"During this time, the school will be able to conduct a deep clean, and monitor the results of tests among those pupils who are currently showing flu-like symptoms," Mr Pollock said.
Meanwhile, Sandbach High School in Cheshire said students and staff who visited Aprica, also in the Lombardy region, were to stay indoors and self-isolate.
However, a message on the school's website said no one at the school was showing any symptoms of the virus.
A third Cheshire school, Brine Leas School in Nantwich, said on Twitter it had closed its sixth form due to staff shortages.
The message followed an earlier tweet which said the academy was "following government advice regarding travel to Italy".
Elsewhere, students from Penair School in Truro, Cornwall, were sent home on Tuesday morning after attending a ski trip.
The secondary school said on Facebook it was following advice from Public Health England and that it was a "precautionary measure".
However, it later posted that the children and staff who attended the ski trip were now able to return to school after further guidance from Public Health England.
In addition, about 50 pupils and staff from a school in Ballymena in County Antrim, Northern Ireland, were sent home after visiting the same region in northern Italy.
The group did not visit the nine towns affected by the infection and are showing no symptoms, but travelled through Milan airport, Cambridge House Grammar School principal Elma Lutton said.
The news comes as England's top doctor warned schools could be shut, whole families quarantined and transport reduced if coronavirus became a global pandemic.
England's chief medical officer Professor Chris Whitty told reporters on Tuesday that there were a number of contingency plans if the virus were to spread throughout the country.
Speaking at the Department of Health and Social Care in central London, Professor Whitty said a number of options would be looked at depending on the scale of infection.
He added: "There's no secret there's a variety of things you need to look at – you look at things like school closures, you look at things like reducing transport.
"The expectation is not that we will do all these things. The expectation is we will be looking systematically, using the science, at all the building blocks and balancing the effects against costs to society."
Two weeks ago, at least seven schools in East Sussex had pupils or staff who were quarantined as a precaution, after several cases of coronavirus were diagnosed in the area.
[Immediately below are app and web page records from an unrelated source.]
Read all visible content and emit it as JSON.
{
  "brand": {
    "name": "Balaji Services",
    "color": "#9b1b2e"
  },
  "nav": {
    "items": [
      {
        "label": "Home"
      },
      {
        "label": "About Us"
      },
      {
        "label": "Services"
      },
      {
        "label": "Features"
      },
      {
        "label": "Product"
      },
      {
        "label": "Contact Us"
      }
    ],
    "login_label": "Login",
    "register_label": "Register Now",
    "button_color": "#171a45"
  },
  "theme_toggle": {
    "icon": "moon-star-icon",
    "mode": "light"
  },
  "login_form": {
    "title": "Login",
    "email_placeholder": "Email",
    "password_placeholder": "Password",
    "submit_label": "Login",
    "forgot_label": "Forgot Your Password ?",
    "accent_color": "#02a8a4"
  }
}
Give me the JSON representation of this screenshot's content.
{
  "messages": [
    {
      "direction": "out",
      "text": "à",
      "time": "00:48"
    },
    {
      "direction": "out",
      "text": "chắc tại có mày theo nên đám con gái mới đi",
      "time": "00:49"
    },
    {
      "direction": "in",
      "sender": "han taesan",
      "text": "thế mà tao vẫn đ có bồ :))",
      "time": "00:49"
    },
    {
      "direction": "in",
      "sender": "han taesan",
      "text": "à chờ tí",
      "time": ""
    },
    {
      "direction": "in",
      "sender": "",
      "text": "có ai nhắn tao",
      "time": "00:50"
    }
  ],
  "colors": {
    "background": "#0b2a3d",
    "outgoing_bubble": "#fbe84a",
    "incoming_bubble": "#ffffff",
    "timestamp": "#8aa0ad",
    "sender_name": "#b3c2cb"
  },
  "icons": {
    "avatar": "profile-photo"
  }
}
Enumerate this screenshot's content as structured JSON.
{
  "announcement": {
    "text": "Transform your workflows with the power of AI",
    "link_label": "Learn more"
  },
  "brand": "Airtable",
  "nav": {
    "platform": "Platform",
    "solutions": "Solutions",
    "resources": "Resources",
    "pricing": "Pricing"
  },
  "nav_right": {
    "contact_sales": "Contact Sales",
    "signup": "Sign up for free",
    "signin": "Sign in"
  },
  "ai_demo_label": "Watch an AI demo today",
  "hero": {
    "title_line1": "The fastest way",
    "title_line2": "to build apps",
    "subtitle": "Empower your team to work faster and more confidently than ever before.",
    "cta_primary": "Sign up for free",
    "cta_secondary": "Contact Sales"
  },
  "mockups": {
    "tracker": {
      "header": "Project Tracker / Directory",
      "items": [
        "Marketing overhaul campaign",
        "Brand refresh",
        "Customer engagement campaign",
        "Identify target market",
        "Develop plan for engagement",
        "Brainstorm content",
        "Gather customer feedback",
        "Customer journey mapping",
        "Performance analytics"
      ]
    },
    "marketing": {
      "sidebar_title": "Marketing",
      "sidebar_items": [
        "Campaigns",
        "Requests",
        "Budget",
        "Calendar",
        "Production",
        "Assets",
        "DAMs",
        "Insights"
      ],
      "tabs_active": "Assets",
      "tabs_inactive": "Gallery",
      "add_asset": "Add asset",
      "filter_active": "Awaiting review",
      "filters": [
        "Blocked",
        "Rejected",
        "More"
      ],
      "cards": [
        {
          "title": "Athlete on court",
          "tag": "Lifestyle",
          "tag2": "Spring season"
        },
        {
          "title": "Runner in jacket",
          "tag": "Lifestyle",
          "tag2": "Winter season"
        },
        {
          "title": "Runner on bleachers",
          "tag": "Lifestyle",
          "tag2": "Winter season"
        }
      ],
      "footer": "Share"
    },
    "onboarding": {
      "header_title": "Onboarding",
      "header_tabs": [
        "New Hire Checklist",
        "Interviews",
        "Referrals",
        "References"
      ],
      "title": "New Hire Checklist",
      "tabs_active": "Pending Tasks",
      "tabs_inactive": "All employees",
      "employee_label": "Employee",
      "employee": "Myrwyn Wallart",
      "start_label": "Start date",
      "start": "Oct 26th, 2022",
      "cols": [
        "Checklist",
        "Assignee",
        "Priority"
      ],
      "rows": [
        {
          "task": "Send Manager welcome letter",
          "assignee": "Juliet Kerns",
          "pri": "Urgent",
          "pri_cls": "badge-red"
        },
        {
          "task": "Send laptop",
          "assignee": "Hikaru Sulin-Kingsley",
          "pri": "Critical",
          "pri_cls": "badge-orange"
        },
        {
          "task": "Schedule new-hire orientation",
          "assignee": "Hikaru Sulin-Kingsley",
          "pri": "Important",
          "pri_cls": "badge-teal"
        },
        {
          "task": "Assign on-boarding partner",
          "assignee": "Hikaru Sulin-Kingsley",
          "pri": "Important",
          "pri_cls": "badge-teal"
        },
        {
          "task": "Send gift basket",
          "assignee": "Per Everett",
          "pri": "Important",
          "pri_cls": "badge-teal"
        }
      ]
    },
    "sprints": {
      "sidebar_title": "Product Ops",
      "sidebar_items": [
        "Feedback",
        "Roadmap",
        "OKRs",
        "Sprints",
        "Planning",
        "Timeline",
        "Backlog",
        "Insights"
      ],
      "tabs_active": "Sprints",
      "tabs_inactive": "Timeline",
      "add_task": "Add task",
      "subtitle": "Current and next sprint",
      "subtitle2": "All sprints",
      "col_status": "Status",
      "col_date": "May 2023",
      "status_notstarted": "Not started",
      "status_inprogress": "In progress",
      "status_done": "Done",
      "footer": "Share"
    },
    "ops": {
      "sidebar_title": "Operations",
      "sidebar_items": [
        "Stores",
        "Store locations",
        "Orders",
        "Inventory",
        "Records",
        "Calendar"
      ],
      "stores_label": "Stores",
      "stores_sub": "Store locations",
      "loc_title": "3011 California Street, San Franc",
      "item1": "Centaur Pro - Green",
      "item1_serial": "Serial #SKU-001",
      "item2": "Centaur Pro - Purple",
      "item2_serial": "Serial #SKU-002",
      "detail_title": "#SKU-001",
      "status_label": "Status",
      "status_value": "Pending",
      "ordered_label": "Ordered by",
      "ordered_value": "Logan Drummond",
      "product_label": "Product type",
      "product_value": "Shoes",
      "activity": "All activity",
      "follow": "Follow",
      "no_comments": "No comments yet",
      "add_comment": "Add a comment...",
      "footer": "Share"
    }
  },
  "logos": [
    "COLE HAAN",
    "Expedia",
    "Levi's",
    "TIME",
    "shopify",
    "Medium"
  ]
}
The new strain of coronavirus originated last year in Hubei province in China.
It causes a respiratory disease called Covid-19 and produces flu-like symptoms.
Tens of thousands of infections and thousands of deaths have been recorded in China.